All of that fear and trepidation can haunt a 12-year-old; get under his skin a bit.
“Tom,” said Douglas, “just promise me one thing okay?”
“It’s a promise. What?”
“You may be my brother and maybe I hate you sometimes, but stick around, all right?”
“You mean you’ll let me follow you and the older guys when you go on hikes?
“Well, sure, even that. What I mean is don’t go away, huh? Don’t let any cars run over you or fall off a cliff.”
“I should say not! Whatta you think I am, anyway?”
“Cause if worse comes to worst and both of us are real old, say forty or forty five someday, we can own a gold mine out West and sit there smoking corn silk and growing beards.”
“Growing beards!

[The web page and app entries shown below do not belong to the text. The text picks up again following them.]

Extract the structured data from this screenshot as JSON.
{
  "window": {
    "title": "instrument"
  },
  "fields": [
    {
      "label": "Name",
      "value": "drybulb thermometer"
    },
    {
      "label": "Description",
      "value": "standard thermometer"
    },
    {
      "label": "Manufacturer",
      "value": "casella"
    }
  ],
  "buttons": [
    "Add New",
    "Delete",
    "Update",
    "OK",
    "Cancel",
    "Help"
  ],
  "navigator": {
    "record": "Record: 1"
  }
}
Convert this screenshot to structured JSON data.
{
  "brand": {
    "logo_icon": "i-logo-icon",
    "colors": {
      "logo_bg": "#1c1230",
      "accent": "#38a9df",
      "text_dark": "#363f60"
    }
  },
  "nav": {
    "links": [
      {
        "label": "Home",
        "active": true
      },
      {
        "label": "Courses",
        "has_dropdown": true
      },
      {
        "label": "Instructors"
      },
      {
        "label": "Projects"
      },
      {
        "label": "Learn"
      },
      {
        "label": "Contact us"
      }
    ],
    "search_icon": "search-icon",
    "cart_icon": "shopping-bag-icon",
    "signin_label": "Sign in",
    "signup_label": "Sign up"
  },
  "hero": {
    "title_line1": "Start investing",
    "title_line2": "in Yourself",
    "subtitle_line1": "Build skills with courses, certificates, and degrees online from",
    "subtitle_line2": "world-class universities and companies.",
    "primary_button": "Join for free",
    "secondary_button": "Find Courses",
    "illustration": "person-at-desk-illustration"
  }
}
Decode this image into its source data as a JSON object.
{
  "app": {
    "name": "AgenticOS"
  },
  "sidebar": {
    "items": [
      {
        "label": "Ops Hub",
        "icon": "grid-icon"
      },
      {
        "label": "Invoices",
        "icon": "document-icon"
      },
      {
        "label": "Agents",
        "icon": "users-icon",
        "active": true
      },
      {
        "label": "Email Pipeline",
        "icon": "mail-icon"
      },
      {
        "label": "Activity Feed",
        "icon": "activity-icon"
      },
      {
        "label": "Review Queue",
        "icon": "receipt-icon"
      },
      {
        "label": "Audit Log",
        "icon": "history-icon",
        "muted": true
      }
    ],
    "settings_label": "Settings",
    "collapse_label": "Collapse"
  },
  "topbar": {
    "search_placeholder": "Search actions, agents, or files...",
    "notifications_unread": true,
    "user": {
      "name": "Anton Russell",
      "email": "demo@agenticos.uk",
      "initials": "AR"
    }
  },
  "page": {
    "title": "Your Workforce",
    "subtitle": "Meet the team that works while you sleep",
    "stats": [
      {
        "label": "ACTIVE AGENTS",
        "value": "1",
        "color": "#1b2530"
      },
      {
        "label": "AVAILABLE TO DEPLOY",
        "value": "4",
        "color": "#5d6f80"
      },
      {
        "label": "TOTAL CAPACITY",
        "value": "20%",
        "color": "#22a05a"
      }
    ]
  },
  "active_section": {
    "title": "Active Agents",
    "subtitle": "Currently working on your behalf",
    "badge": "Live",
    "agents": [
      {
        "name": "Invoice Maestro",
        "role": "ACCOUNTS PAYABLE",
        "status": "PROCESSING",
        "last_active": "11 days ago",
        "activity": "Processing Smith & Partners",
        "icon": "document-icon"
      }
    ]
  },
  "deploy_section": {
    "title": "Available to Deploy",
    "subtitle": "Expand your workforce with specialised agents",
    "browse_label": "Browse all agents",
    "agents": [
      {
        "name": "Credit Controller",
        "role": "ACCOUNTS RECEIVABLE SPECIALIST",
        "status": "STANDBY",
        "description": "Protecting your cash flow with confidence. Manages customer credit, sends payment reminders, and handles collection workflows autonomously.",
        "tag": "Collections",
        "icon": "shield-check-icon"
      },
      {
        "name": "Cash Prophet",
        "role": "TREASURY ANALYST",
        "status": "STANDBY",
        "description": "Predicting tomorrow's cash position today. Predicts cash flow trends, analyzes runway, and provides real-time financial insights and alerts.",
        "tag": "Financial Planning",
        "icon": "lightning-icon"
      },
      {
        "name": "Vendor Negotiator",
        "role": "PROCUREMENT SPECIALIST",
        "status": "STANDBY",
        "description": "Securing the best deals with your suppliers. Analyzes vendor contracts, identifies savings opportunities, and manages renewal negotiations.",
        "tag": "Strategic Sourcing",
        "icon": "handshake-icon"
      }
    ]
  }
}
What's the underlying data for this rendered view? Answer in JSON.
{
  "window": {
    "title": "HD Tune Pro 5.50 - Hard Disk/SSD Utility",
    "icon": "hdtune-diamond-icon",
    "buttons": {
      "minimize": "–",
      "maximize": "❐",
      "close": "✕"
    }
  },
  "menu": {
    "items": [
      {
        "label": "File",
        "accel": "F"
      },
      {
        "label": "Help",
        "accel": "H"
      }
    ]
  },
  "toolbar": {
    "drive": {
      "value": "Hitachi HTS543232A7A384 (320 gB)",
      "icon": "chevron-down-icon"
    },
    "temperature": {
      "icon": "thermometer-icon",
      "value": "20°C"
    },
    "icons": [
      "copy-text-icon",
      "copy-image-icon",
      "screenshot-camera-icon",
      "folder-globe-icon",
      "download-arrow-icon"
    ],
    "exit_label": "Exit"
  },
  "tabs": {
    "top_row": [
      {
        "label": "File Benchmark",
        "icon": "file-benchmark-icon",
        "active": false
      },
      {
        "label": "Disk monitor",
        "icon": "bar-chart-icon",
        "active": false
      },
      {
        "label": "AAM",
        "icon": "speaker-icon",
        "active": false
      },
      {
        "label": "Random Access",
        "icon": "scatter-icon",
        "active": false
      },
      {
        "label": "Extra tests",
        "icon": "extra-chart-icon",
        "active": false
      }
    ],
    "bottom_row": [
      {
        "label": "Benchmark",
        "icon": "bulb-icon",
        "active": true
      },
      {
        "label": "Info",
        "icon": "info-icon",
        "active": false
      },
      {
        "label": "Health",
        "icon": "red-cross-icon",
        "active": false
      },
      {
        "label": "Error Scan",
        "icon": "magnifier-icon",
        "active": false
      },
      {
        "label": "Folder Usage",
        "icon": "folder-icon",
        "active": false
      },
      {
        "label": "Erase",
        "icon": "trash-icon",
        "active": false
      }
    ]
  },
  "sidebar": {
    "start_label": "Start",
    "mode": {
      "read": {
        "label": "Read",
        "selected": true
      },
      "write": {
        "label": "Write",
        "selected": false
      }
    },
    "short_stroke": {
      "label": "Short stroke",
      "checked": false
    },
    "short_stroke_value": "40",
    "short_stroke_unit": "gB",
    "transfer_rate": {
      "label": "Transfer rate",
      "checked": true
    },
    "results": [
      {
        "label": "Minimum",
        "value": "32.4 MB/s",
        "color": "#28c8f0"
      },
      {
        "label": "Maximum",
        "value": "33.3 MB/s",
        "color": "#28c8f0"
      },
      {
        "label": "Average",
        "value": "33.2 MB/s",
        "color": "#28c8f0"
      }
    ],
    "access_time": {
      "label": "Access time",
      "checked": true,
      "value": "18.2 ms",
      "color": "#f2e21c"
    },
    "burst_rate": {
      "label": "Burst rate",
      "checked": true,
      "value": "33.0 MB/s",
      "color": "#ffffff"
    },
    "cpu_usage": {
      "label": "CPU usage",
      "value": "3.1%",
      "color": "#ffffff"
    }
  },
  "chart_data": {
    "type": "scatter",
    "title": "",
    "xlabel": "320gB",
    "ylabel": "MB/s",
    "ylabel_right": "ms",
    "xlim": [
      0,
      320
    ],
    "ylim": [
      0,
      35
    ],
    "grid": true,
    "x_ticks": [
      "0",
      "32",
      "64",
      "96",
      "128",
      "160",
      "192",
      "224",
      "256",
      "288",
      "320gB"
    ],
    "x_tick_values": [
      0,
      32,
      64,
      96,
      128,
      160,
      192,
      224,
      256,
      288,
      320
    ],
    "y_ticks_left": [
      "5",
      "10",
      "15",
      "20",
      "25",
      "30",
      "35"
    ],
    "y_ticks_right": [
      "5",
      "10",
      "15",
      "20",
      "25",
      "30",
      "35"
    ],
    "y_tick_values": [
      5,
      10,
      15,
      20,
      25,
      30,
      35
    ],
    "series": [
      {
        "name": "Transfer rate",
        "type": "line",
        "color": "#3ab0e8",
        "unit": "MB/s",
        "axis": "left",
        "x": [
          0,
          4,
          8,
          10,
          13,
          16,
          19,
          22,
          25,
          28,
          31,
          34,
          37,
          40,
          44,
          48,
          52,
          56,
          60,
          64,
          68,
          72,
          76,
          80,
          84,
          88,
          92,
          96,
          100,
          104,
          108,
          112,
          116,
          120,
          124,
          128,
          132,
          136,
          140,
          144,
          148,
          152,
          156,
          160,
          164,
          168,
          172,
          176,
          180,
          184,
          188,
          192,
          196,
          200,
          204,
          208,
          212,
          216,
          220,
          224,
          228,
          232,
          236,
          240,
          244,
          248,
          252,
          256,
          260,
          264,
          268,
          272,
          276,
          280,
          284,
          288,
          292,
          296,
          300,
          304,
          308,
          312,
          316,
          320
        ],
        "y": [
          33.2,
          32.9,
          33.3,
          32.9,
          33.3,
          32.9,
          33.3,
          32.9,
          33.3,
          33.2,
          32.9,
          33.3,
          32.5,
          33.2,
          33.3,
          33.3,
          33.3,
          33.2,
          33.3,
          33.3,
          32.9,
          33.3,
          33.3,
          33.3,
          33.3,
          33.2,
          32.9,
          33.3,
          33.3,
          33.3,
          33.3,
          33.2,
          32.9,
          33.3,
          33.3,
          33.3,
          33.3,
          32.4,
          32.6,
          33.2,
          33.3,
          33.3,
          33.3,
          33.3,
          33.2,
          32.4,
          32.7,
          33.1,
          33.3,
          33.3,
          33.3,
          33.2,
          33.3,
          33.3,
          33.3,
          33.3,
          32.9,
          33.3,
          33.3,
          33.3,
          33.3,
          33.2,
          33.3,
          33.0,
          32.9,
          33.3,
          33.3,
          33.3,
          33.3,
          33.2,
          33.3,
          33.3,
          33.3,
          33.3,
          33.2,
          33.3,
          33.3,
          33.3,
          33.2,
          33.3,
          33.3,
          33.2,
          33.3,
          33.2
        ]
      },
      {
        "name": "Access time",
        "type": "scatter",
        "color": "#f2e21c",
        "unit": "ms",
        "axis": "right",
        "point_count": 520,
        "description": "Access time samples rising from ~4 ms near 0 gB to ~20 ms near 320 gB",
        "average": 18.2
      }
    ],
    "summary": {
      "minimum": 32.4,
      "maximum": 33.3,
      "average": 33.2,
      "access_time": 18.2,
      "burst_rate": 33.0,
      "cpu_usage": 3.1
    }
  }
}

Boy!”
“Like I say, stick around and don’t let nothing happen.”
“You can depend on me,” said Tom.
“It’s not you I worry about,” said Douglas. “It’s the way God runs the world.”
Tom thought about this for a moment. “He’s all right, Doug,” said Tom. “He tries.”
And may He always.
Happy Summer, Topanga